(Data provided)

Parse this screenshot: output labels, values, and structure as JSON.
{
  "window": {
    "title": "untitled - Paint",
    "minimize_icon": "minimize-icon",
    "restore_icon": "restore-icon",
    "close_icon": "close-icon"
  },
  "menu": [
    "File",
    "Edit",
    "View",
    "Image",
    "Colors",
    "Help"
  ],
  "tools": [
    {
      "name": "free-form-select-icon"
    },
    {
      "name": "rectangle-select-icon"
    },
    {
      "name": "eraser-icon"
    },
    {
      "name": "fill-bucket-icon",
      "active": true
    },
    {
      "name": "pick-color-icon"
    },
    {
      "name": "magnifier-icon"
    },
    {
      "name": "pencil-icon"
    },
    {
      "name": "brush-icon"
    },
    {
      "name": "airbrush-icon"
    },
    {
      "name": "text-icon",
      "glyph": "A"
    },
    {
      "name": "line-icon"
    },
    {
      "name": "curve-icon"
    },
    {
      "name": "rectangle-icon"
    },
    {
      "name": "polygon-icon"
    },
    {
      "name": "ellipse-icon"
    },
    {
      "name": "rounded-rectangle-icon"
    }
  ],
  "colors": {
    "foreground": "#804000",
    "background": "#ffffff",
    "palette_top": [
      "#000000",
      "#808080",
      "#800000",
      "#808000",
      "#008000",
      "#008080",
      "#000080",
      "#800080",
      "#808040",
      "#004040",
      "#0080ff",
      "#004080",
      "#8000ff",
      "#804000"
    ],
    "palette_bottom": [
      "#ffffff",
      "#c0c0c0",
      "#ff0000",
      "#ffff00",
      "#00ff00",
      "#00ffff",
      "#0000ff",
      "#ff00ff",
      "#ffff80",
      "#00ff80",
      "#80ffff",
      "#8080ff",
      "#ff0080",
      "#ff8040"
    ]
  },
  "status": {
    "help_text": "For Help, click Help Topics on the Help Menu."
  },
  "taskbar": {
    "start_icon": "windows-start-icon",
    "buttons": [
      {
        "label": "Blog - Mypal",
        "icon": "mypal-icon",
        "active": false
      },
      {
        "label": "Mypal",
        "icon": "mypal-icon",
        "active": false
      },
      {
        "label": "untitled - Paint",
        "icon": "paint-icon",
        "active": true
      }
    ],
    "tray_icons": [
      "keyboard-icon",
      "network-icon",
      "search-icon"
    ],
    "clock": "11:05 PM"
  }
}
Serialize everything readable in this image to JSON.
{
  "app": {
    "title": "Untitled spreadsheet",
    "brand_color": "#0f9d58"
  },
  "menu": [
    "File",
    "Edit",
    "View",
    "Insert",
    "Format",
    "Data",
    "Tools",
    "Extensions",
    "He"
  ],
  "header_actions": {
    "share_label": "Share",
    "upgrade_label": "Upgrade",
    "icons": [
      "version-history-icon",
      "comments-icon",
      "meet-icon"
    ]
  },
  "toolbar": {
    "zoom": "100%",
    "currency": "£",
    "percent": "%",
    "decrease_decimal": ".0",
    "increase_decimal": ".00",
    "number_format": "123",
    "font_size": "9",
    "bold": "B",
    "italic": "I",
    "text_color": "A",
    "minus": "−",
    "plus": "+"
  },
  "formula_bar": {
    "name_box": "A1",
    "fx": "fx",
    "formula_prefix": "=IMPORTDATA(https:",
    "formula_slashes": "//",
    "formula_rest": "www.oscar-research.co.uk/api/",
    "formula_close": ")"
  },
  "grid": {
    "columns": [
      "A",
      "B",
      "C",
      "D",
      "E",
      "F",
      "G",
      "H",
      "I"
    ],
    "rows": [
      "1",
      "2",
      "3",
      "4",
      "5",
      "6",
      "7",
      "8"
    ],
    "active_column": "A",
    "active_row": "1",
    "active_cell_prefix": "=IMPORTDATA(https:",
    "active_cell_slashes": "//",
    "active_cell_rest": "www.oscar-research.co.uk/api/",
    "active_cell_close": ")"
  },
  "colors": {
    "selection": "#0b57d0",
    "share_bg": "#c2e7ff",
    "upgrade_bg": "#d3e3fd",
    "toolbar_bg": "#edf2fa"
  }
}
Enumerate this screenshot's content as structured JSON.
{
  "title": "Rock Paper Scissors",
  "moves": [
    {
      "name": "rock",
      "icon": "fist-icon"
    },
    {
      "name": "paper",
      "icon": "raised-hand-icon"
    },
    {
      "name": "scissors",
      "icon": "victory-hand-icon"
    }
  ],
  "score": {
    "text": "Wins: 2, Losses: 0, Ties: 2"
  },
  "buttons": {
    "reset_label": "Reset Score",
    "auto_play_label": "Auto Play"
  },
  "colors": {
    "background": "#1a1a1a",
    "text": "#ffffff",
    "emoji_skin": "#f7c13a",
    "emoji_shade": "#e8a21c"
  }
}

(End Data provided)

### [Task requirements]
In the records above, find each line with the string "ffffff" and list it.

### [Response to this task]
    "background": "#ffffff",
      "#ffffff",
    "text": "#ffffff",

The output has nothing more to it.